The St. Tammany Parish Sheriff’s Office said the youth, who is being held without bond, has confessed to the shootings.

“He indicated that his actions were the result of, among other things, his hatred of his father for what he claimed was years of abuse and family violence,’’ the Sheriff’s Office said in a news release.

A spokeswoman at the Louisiana Department of Child and Family Services said the agency would not confirm or deny whether it ever investigated the Middleton family.

The bodies were discovered Monday morning by the girl’s mother, who called the Sheriff’s Office, according to spokesman George Bonnett. The woman was not married to the elder Jacob Middleton and does not live at the home, Bonnett said. The child was visiting her father at the time of the slayings, he said.
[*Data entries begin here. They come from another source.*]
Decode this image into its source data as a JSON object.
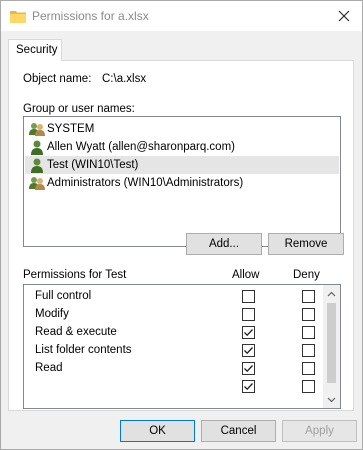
{
  "window": {
    "title": "Permissions for a.xlsx",
    "icon": "folder-icon"
  },
  "tabs": [
    {
      "label": "Security",
      "active": true
    }
  ],
  "object": {
    "label": "Object name:",
    "value": "C:\\a.xlsx"
  },
  "groups": {
    "label": "Group or user names:",
    "items": [
      {
        "name": "SYSTEM",
        "icon": "group-users-icon",
        "selected": false
      },
      {
        "name": "Allen Wyatt (allen@sharonparq.com)",
        "icon": "user-icon",
        "selected": false
      },
      {
        "name": "Test (WIN10\\Test)",
        "icon": "user-icon",
        "selected": true
      },
      {
        "name": "Administrators (WIN10\\Administrators)",
        "icon": "group-users-icon",
        "selected": false
      }
    ],
    "add_label": "Add...",
    "remove_label": "Remove"
  },
  "permissions": {
    "label": "Permissions for Test",
    "allow_label": "Allow",
    "deny_label": "Deny",
    "rows": [
      {
        "name": "Full control",
        "allow": false,
        "deny": false
      },
      {
        "name": "Modify",
        "allow": false,
        "deny": false
      },
      {
        "name": "Read & execute",
        "allow": true,
        "deny": false
      },
      {
        "name": "List folder contents",
        "allow": true,
        "deny": false
      },
      {
        "name": "Read",
        "allow": true,
        "deny": false
      }
    ]
  },
  "footer": {
    "ok_label": "OK",
    "cancel_label": "Cancel",
    "apply_label": "Apply",
    "apply_enabled": false
  },
  "colors": {
    "selection": "#e5e5e5",
    "focus_border": "#0078d7"
  }
}
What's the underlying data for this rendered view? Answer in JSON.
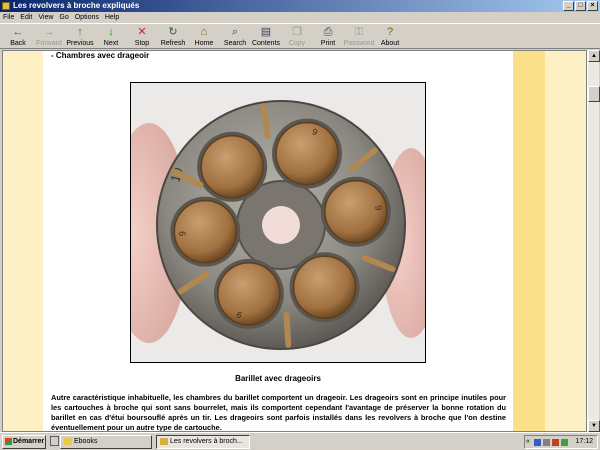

Both victims were shot in the head, according to the St. Tammany Parish Coroner’s Office. The time of death has not been made public.

The suspect’s address is listed as 1601 Haring Road, Metairie. A family friend who answered the phone at that house said Jacob Middleton Jr. lived there with his mother, Alina Fernandez Middleton, and her parents.

Alina Middleton did not return a call seeking comment. However, court records show that the relationship between her and her ex-husband, which fell apart soon after they moved into the St. Tammany house, was a rocky one.

According to St. Tammany Parish court records, the couple divorced in 2010 after living apart since 2009. Records from that time show a different address for her then-husband.

She filed for a protective order before her divorce, alleging that her husband had slapped, choked, shoved and threatened her. She also accused her husband of trying to manipulate her through their son. Documents from 2010 indicate that the father had custody of their son, but it is not clear how long that arrangement lasted.

On his Facebook page, the younger Middleton praised marijuana and alcohol and made crude references to women. Few references to family members appear, but in November 2011 he posted an expletive-riddled post about his parents that ended with a quote from a Lil Wayne lyric: “Let ’em die.’’

An entry dated Aug. 8, 2011, mentions that he had started his freshman year in Operation Jumpstart, an alternative school in St. Tammany Parish for students who have been expelled. Ten days later, he posted: “This is the second week of school and I already got racamended for exspellsion ahahaha, i love jumpstart.’’

A status update that October said: “Jus moved bac to tha south shore finally.”

His Facebook page also mentions a stint at a National Guard Youth Challenge Program, a residential military-school-type program for at-risk youth. He lists himself as a 2012 graduate of the program.

Casey Parker, a Kenner resident, said she hung out with Middleton frequently a few years ago.

“We called him ‘Sunshine,’ ” she said. “He was always fun.”

Parker, 18, said she had never met Middleton’s mother but had frequently been around his father. “He and his dad were always cool,” she said.

Parker and Middleton had become less close over the last few years, she said. She had seen him a couple of times in the past month or so, but things had changed.

He was selling marijuana, for one thing, she said.

“Lately he had been acting kind of funny, like real violent,” she said. Nevertheless, she was “absolutely shocked” when she heard that he had been jailed in the killing of his half-sister and father.

St. Tammany Sheriff Jack Strain commended investigators and deputies who he said worked through the night to solve the case.

“Any time a crime such as this occurs with such a young victim, it makes us want to hold onto our own children and remember the blessings of family,’’ Strain said in a statement. “These crimes defy explanation or logic, but we will remember those who were lost in this senseless tragedy and pray for those they leave behind,” he said.